Breast center launches innovative crowdfunding campaign to fund clinical trial
Wednesday, December 28, 2016
When 40-year-old mother-of-two Rachael Rothman found a lump in her breast in the shower, she did what she was told. Double mastectomy, the removal of 23 lymph nodes and eight rounds of chemotherapy using three different drugs. But a year later, the cancer had returned, and her options were limited.
Rachael was extremely unlucky in the breast cancer lottery. She has a form called triple negative breast cancer (TNBC), which means it is not driven by the hormones estrogen and progesterone, nor the HER2 receptors that are the targets of most breast cancer drugs. Although only 15 percent of breast cancer patients have this form of aggressive tumor, it accounts for 85 percent of deaths, and the average life expectancy of someone with late stage TNBC is just nine months.

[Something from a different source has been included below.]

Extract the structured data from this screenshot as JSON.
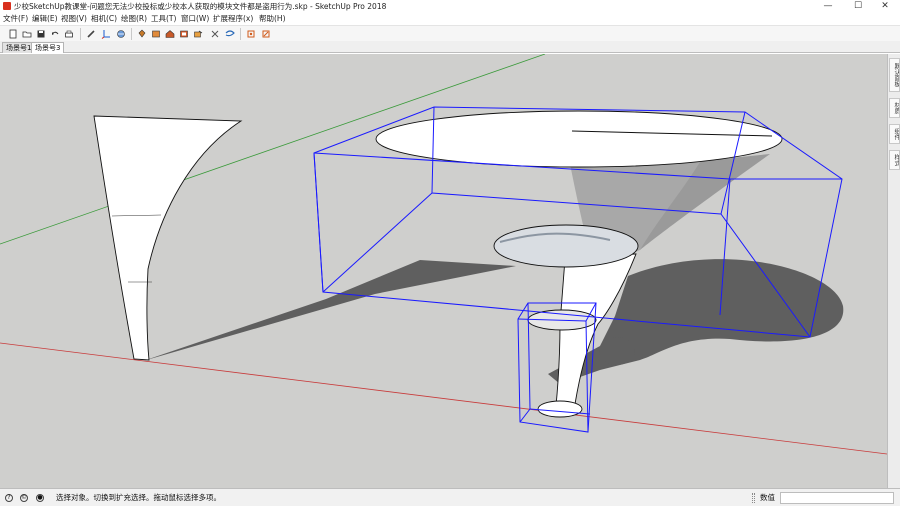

Rachael’s luck changed, however, when she enrolled in a clinical trial at the Weill Cornell Medicine Breast Center testing a new treatment for TNBC involving a simple oral medication that reduces copper levels in the patient’s body.
She was one of 75 patients enrolled in the first phase of the trial, which has shown promising results for the otherwise hard-to-treat cancer. And now she is part of a project to make the innovative treatment available to more patients through a new crowdfunding campaign.
The Breaking Through Cancer campaign, recently launched at https://crowdfunding.cornell.edu/breakingthroughcancer, is attempting to raise the $1 million needed to fund the next phase of clinical trial for tetrathiomolybdate (TM).
Linda Vahdat, M.D., researcher and oncologist at the Weill Cornell Medicine Breast Center and co-leader of the breast cancer working group at the Sandra and Edward Meyer Cancer Center, believes TM could be a breakthrough for triple negative cancer patients. Data presented at leading scientific conferences and recently published in the academic journal Clinical Cancer Research has already supported the claim.
"Instead of destroying cancer tumors by radiation or chemotherapy, this therapeutic approach seeks to disrupt the biological environment that tumors co-opt in order to facilitate their spread. Without the right environment, tumors just become dormant. The effect is similar to having a car just run out of gas,” Vahdat said.
“The medication so far is safe and well-tolerated,” she added. “Many less tumors have recurred than originally projected, and relapses are rare after two years on the study.”
TM is a copper chelation compound used primarily to treat Wilson's disease, a hereditary copper metabolism disorder. It is very affordable, which is good news for patients, but bad news for attracting interest from pharmaceutical companies to sponsor clinical trials.
So Vahdat has turned to the public to help her continue her research. Donations to the site will be directly applied to preparing and developing a randomized Phase II clinical trial that would extend her current New York City-based project nationwide.
Visitors to the crowdfunding site, created with pro bono help from NYC advertising and marketing agency Wilson, can contribute any amount, and learn more about the impact of their donation.
“Our focus is on saving lives and making cancer a manageable, chronic disease and not a fatal one,” says Vahdat. “Today, people are living with diseases like HIV and diabetes. Not just living, but living quality lives. That is the goal for we are seeking for cancer patients as well, starting with breast cancer.”
If proven successful in breast cancer, the approach – among the first to target the biological environment of tumors – could be applied to other cancers as well.